These sure will come in handy when Egypt goes to war with Israel. And note the U.S. justifications for this at the end of the article: “The U.S.-Egypt defense relationship has served as the cornerstone of our broader strategic partnership for over thirty years.” No recognition whatsoever that the situation in Egypt has radically changed, and is going to change further. “US sending 20 more F-16s to Egypt, despite turmoil in Cairo,” by Maxim Lott for FoxNews.com, December 10 (thanks to Kenneth):
Instability in Egypt, where a newly-elected Islamic government teeters over an angry population, isn’t enough to stop the U.S. from sending more than 20 F-16 fighter jets, as part of a $1 billion foreign aid package.
The first four jets are to be delivered to Egypt beginning Jan. 22, a source at the naval air base in Fort Worth, where the planes have been undergoing testing, told FoxNews.com. The North African nation already has a fleet of more than 200 of the planes and the latest shipment merely fulfills an order placed two years ago.
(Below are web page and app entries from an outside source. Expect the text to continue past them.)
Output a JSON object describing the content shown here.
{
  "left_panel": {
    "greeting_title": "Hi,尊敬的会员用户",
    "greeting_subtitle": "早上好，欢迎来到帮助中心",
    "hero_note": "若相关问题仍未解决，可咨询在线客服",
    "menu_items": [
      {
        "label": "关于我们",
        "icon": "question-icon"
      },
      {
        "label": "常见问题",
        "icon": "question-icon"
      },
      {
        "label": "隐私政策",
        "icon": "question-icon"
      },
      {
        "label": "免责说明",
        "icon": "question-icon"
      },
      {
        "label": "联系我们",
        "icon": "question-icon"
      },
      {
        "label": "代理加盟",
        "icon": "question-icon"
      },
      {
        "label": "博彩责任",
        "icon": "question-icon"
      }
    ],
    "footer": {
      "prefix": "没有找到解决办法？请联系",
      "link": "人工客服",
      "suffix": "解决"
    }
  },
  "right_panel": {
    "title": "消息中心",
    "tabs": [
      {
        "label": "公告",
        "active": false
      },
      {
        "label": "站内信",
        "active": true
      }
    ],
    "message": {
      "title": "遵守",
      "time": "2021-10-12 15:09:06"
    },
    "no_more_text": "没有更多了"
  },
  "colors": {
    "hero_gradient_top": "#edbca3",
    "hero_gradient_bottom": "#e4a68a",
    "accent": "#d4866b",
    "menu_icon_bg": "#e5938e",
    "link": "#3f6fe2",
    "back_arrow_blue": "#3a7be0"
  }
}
But given the uncertainty in Cairo, some critics wonder if it is wise to be sending more top gun planes….
The U.S. government ordered and paid for the fighter jets for Egypt’s military as part of foreign aid for Egypt back in 2010, when Hosni Mubarak ruled. The fighter jets were supposed to be delivered in 2013, and delivery will go ahead as scheduled even though Hosni Mubarak has been removed from power and replaced by Mohamed Morsi, who led the Muslim Brotherhood before becoming Egypt’s president.
Morsi was democratically elected, but last month attempted to seize dictatorial powers for himself. After widespread protests and violence in Egypt’s capital of Cairo, Morsi backed off from his power grab. But he is pushing through a controversial new constitution for Egypt that would more strictly enforce Islamic Shariah law, and only recently said he reserves the right to have the military arrest protesters without charges.
“The Morsi-led Muslim Brotherhood government has not proven to be a partner for democracy as they had promised, given the recent attempted power grab,” a senior Republican congressional aide told FoxNews.com.
Rep. Ileana Ros-Lehtinen, (R-Fla.), who chairs the House Committee on Foreign Affairs, recently criticized U.S. military aid to Egypt:
“The Obama administration wants to simply throw money at an Egyptian government that the president cannot even clearly state is an ally of the United States,” Rep. Ros-Lehtinen said.
The $213 million order, which is paid for by U.S. taxpayers and is part of Egypt’s foreign aid package from America, had to be approved by lawmakers in Washington….
A Pentagon spokesman said the U.S. and Egypt have an important alliance that is furthered by the transfer.
“The U.S.-Egypt defense relationship has served as the cornerstone of our broader strategic partnership for over thirty years,” said Lt. Col. Wesley Miller. “The delivery of the first set of F-16s in January 2013 reflects the U.S. commitment to supporting the Egyptian military’s modernization efforts. Egyptian acquisition of F-16s will increase our militaries’ interoperability, and enhance Egypt’s capacity to contribute to regional mission sets.”
Last month, State Department official Andrew J. Shapiro explained why the administration plans to continue military aid to Egypt:
“I know that the uncertainty over the Egyptian transition has prompted some in Congress to propose conditioning our security assistance to Egypt. The administration believes that putting conditions on our assistance to Egypt is the wrong approach, and Secretary Clinton has made this point strongly. Egypt is a pivotal country in the Middle East and a long-time partner of the United States. We have continued to rely on Egypt to support and advance U.S. interests in the region, including peace with Israel, confronting Iranian ambitions, interdicting smugglers, and supporting Iraq,” he said.
That was Mubarak’s Egypt. Morsi’s Egypt, even if it has to make tactical concessions now, will ultimately prove to be different.